So he said he asked for permission to ''tell the movie the way I see it, which is sort of the pope's point of view." Bernabei agreed, and introduced him to the pope's private secretary, spokesman, and choirmaster. Polish crew members told Harrison about life under communist rule.
''To understand where he comes from helps me understand his point of view, and then everything kind of falls into place," Harrison said.
That was fortunate, since CBS wanted results as soon as possible; the network was recruiting Harrison a month after the pope's death. (''It was definitely one of those 'I've got good news and bad news' situations," Harrison said. '' 'We can do the movie, but we want it tomorrow.' ")
He finished writing some scenes at lunchtime during the eight-week shoot and was still doing post-production work on the eve of last week's papal screening -- where Voight signed autographs and Benedict XVI viewed an abbreviated version, dubbed in Italian.
The ABC producers likewise raced to work. Parkin and screenwriter Michael Hirst -- who wrote the 1998 Cate Blanchett film ''Elizabeth" -- delivered the script in one month last spring and filmed in August and September.
They considered focusing on Wojtyla's life before his papacy, in part to avoid ''simply re-creating the famous moments," Parkin said. They nixed the idea when they learned that ''A Man Who Became Pope," a Polish-Italian biopic that aired on the Hallmark Channel in August, was taking that approach.
As for the CBS version, ''We tried hard not to know what they were doing," Parkin said. ''At the beginning, I suppose there was a sense of 'There's a race here, so we need to move quickly.' But we had to move quickly anyhow. There's still a lingering interest in the man, so you don't want to do this film four years from now."
That was certainly the thought in Hollywood, where network executives spent the weeks after the pope's death considering TV movie proposals -- and then turned to the sensitive matter of scheduling.
ABC's Taylor said he chose Minoli and Parkin's version in part because it would air for only one night. ''It's a little more difficult for us to preempt Sunday night and put on a miniseries than it is for others," he said, a not-so-oblique reference to the ratings success of ''Desperate Housewives" and ''Grey's Anatomy."
It wasn't easy at CBS, either, said Kelly Kahl, the network's executive vice president for scheduling and program planning. ''Not to pat ourselves on the back," Kahl said, ''but our schedule has been doing so well that it's actually hard to find places to do part two of a miniseries."
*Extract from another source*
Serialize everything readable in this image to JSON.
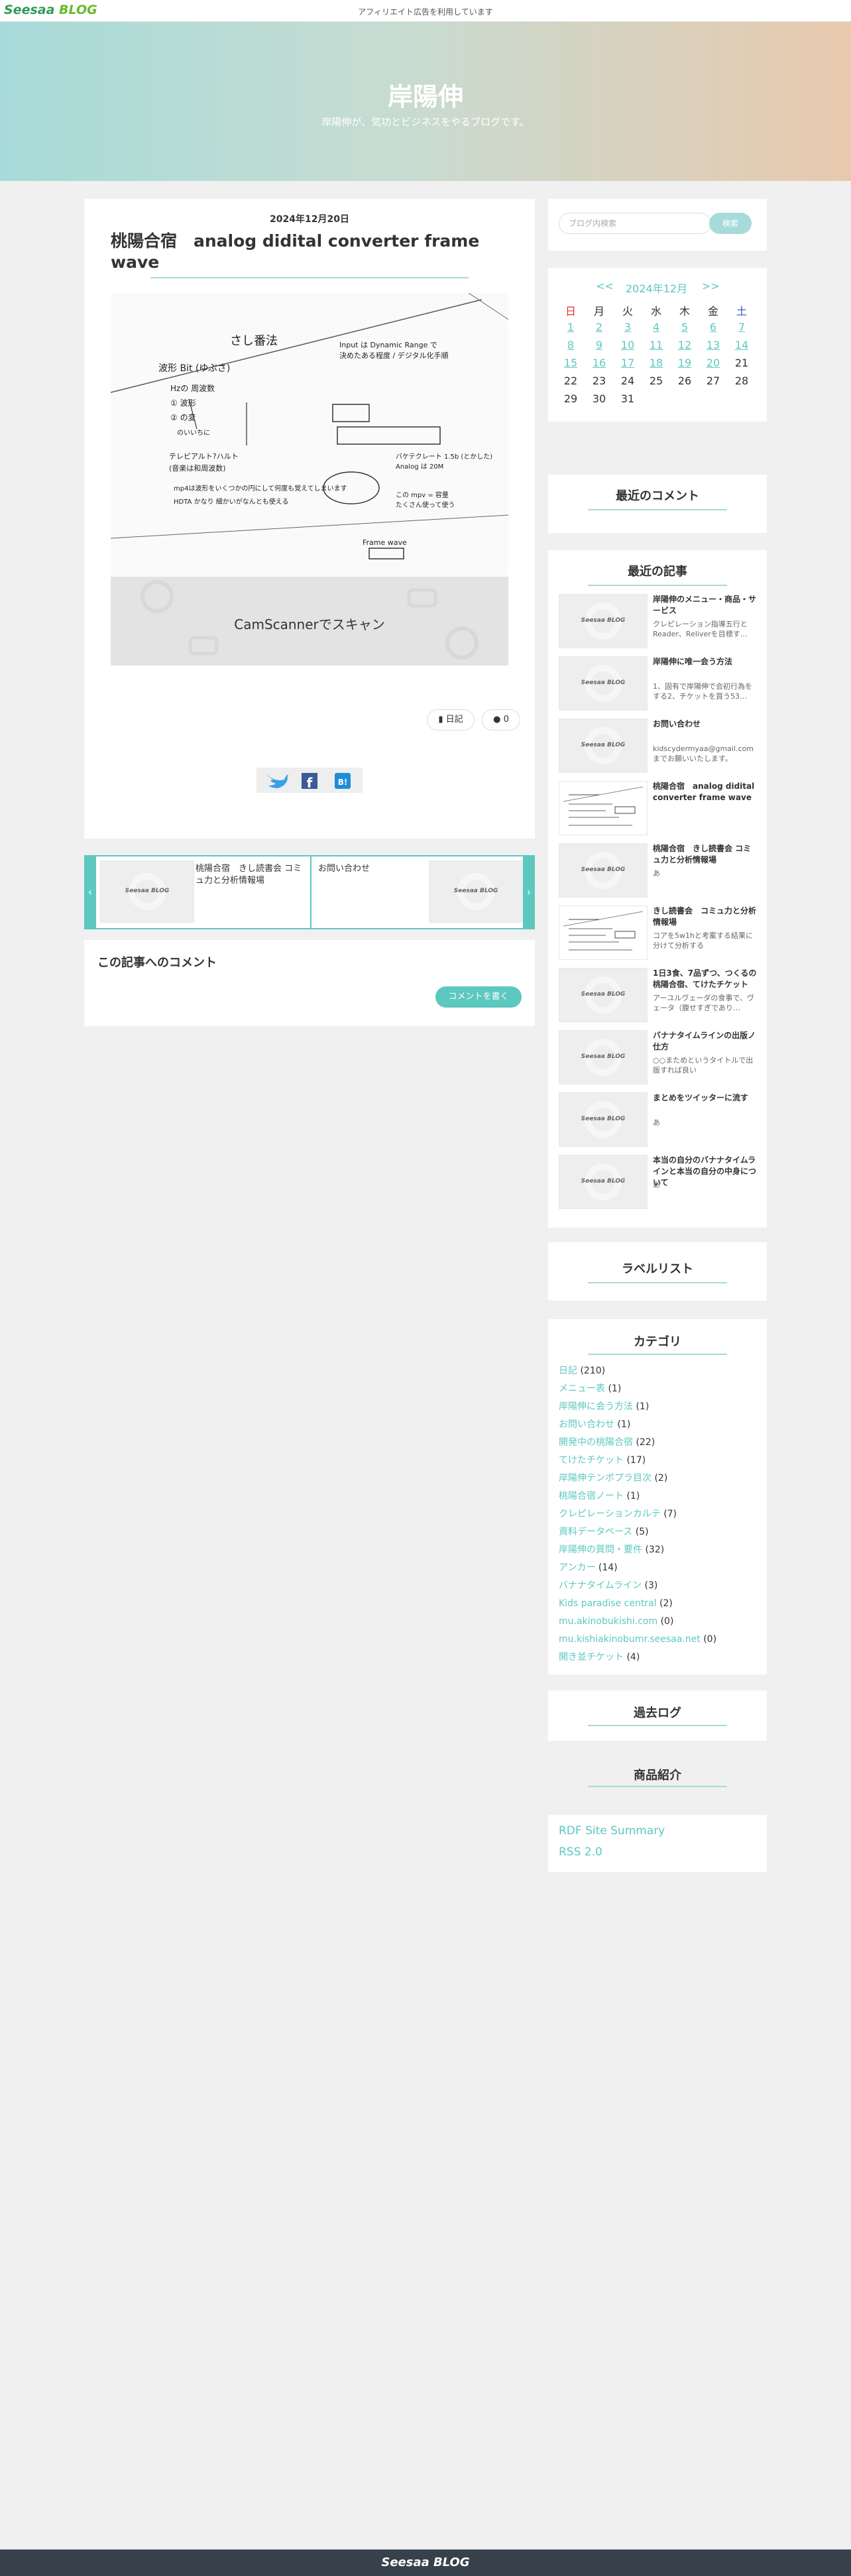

Of course, the networks care about content, too -- and each claims to offer the deeper papal take. ''The scene with the South American priest, " Taylor said, referring to Romero, ''makes me cry every single time."
Kahl, meanwhile, touts the benefits of a two-part series (''We're going to be able to tell a much richer story") and the virtues of an audience in Rome. ''A papal stamp of approval on a movie about a pope is about as good a blessing as you could hope for," he said.
That's why CBS executives were unfazed, he said, when ABC announced its schedule change.
''We saw they were putting theirs on a Thursday. That's not a high viewing night for them," Kahl said. ''We figured that we'd both be written about at the same time anyway. You stack the two up side by side, we think we have the better product."
Joanna Weiss can be reached at firstname.lastname@example.org.